The file is a 1.5 MB GIF file using LZW compression and contains 84 images.
To say that it is made from a "single shot" is misleading at best.
You can clearly see 3D relative motion of the model against the background.
In a "single shot" all the information that is visible in only some of the images would not be available at all. So the creator has either used multiple photos, which violates the "single shot" claim, or they have used a separate background and moved the model relative to the background in each frame. In that case the picture of the model may arguably be a "single shot", but the background is also a "shot" so the claim is really not true in any sensible meaning of the term.
Even the claim for the model to be a "single shot" seems false as parts of the model appear to move relative to each other. In the two frames below the models arm is more covered in the left hand (later) frame than in the right hand one. This covering of the arm and hand occurs as the point of view moves from left to right.
The quality is so low that it is hard to see exactly what is happening but if you watch the GIF sequence repeatedly you will see that the costume and models arm have a 3D relationship that changes. Again, it would be possible for the "artist" to have added the costume separately and to have moved it between frames, but this again brings into question what a "shot" is. If the costume and the backgrounds are not considered to be 'shots" and have been added separately , then the claim MAY be considered to still possibly be true, but it is getting rather hard to believe.
It is possible that this was done by a program which endeavors to create a 3D effect by identifying various parts of the image that can be moved relative to each other. If so, this would explain the claim, but the amount of processing required would be large, and correctly determining what should move relative to something else would be "a challenge".
Re a comment on "suggesting foul play"

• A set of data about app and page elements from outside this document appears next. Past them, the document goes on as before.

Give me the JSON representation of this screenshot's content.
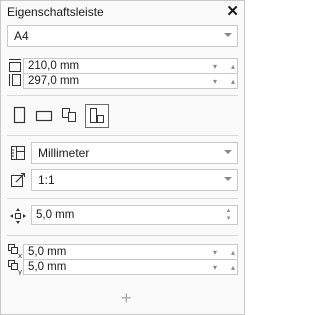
{
  "panel": {
    "title": "Eigenschaftsleiste",
    "close_glyph": "✕"
  },
  "page_size": {
    "value": "A4"
  },
  "width": {
    "value": "210,0 mm"
  },
  "height": {
    "value": "297,0 mm"
  },
  "units": {
    "value": "Millimeter"
  },
  "scale": {
    "value": "1:1"
  },
  "nudge": {
    "value": "5,0 mm"
  },
  "duplicate_x": {
    "value": "5,0 mm"
  },
  "duplicate_y": {
    "value": "5,0 mm"
  },
  "add_glyph": "+",
  "spin_glyphs": {
    "down": "▾",
    "up": "▴"
  },
  "colors": {
    "border": "#c9c9c9",
    "panel_bg": "#fafafa",
    "text": "#1a1a1a",
    "icon": "#333333"
  }
}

I did not mean to be be 'harsh" about what has been done or to suggest that it was improper in some way. I wouldn't have used as harsh a term as "foul play". More I'm saying that the very act of combining images, even if they have been derived from an original single one, and of adding material which must necessarily have been missing if a single image was used as source, somewhat stretches the meaning of "single shot". It's entirely possible that the creator added material that was hidden when the shot was made. Watching it replay repeatedly while looking at a selected area show many non-idealities which show how it may have been done. eg a piece of the dress by the right shoulder springs out substanially in the early part of the seuence. Watch the floor outside and behind the left leg and you see a sudden springing up of a shadow effect which does not occur gradually as would be the case with a real 3D pan. Neither of these effects would occur if this was a real series of shots and neither would probably happen if this sequence was completely automatically machine generated. This does not preclude use of manually directed automated tools. This all points to but does not guarantee that the source is a single frame which has had extensive infilling of originally hidden material and adding of effects along the way. An interesting exercise.